The presented goals by both parties are - essentially- involved in dependency and security. The Progressives have a century-plus old platform that includes the idea of a set of professional classes to take care of people, operate politically, and "manage" economics and society.
While it's never stated, and often resisted- the result of this is dependency. And it goes strongly against the ... call it the Puritan Work Ethic that has been essential to our historical development.
The republican "business" side of the aisle - also including the confused capitalists (more on that later)- insist that the goal is to create an ever improving environment for unregulated business. The result, proven historically, of this is "robber baron" capitalism, which again creates a dependency in the general public while creating a weird sort of aristocratic dependency among the corporate and political upper echelons on governmentally generated advantages- such as corporate personhood and special access rights to natural resources, and "tax haven" bidding wars among local governments.
In neither case does the goal of *opportunity* for "Life, Liberty, and the Pursuit of Happiness" shine.
Oh, hades. The complications surrounding this word are insane. It's worthy of a separate post. Briefly- capitalism isn't a single thing, it's a set of definitions, types, scales, and implementations which vary all along among things such as individual opportunity, economic efficiency, corporate and aristocratic protection, denial of public access to resources.....Capitalism itself is often confused with our social work ethic, esprit, initiative. (tell that to a deep rock miner!)I'll get into that later.
But there are many people who think that my ability to have an independent business is somehow tied to protecting the "rights" of corporations- confused capitalists.
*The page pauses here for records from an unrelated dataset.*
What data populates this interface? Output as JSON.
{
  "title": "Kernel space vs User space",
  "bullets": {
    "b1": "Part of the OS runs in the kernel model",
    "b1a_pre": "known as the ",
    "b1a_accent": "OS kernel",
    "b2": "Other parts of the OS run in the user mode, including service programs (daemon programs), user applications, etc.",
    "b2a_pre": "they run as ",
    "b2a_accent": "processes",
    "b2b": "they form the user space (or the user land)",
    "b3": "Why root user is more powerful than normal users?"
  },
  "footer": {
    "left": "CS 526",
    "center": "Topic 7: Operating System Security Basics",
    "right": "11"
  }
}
For now, there's more than enough post here to put anyone to sleep, so I will delve into capitalism again later.
Tuesday, February 28, 2012
The assorted definitions of assorted political terms are amusing at times. The word for today is.... timocracy.
The primary definitions of timocracy are :
1. A state described by Plato as being governed by persons whose political power accrues through (primmarily military) honor and glory.
2. An Aristotelian system in which civic or political power increases with wealth.
Wellllllll, okay. sorta. Not that these definitions have conflict and that there are several modern alternative usages.
Let's break it down to "governance by worth"
Disregarding, for the moment, the national party system we inherited from the post-Nixon reforms- and looking solely at grass roots political activism, consider this question:
Is traditional american party politics- republican and democrat- in local organisations, with local effort *required* to acheive position, power, influence- is this not, in a very essential way, timocracy in the sense that those attaining power have the worthiness of stepping forward and *trying*?